-- DIRECTIONS --
Below is a set of records. Repeat them verbatim without the pictures.

═════ RECORDS TO PROCESS ═════

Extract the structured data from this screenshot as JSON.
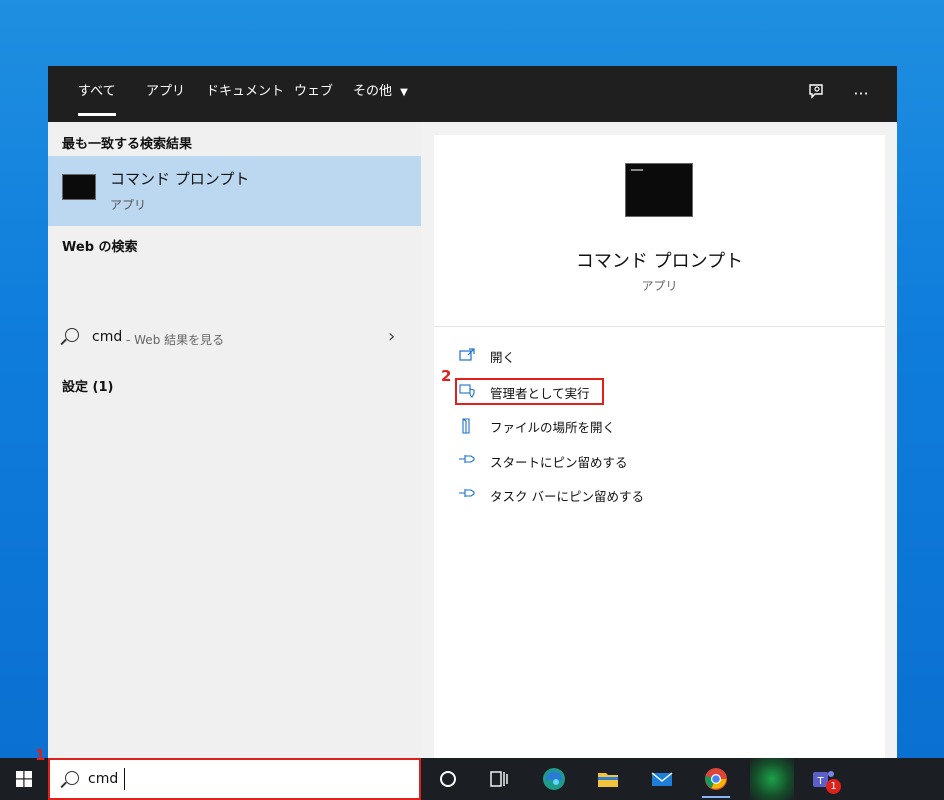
{
  "tabs": {
    "items": [
      "すべて",
      "アプリ",
      "ドキュメント",
      "ウェブ"
    ],
    "more_label": "その他",
    "active_index": 0
  },
  "left": {
    "best_match_header": "最も一致する検索結果",
    "best_match": {
      "title": "コマンド プロンプト",
      "subtitle": "アプリ"
    },
    "web_header": "Web の検索",
    "web_result": {
      "query": "cmd",
      "suffix": "- Web 結果を見る"
    },
    "settings_header": "設定 (1)"
  },
  "detail": {
    "title": "コマンド プロンプト",
    "subtitle": "アプリ",
    "actions": [
      "開く",
      "管理者として実行",
      "ファイルの場所を開く",
      "スタートにピン留めする",
      "タスク バーにピン留めする"
    ],
    "highlighted_action_index": 1
  },
  "markers": {
    "search": "1",
    "admin": "2"
  },
  "search": {
    "value": "cmd"
  },
  "taskbar": {
    "icons": [
      "cortana-icon",
      "task-view-icon",
      "edge-icon",
      "file-explorer-icon",
      "mail-icon",
      "chrome-icon",
      "app-icon",
      "teams-icon"
    ],
    "teams_badge": "1"
  },
  "colors": {
    "selection": "#bcd8f1",
    "highlight_box": "#e0201b",
    "accent": "#1a6fcf",
    "tab_bar": "#1f1f1f"
  }
}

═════

-- RESPONSE BELOW --
Extract the structured data from this screenshot as JSON.
{
  "tabs": {
    "items": [
      "すべて",
      "アプリ",
      "ドキュメント",
      "ウェブ"
    ],
    "more_label": "その他",
    "active_index": 0
  },
  "left": {
    "best_match_header": "最も一致する検索結果",
    "best_match": {
      "title": "コマンド プロンプト",
      "subtitle": "アプリ"
    },
    "web_header": "Web の検索",
    "web_result": {
      "query": "cmd",
      "suffix": "- Web 結果を見る"
    },
    "settings_header": "設定 (1)"
  },
  "detail": {
    "title": "コマンド プロンプト",
    "subtitle": "アプリ",
    "actions": [
      "開く",
      "管理者として実行",
      "ファイルの場所を開く",
      "スタートにピン留めする",
      "タスク バーにピン留めする"
    ],
    "highlighted_action_index": 1
  },
  "markers": {
    "search": "1",
    "admin": "2"
  },
  "search": {
    "value": "cmd"
  },
  "taskbar": {
    "icons": [
      "cortana-icon",
      "task-view-icon",
      "edge-icon",
      "file-explorer-icon",
      "mail-icon",
      "chrome-icon",
      "app-icon",
      "teams-icon"
    ],
    "teams_badge": "1"
  },
  "colors": {
    "selection": "#bcd8f1",
    "highlight_box": "#e0201b",
    "accent": "#1a6fcf",
    "tab_bar": "#1f1f1f"
  }
}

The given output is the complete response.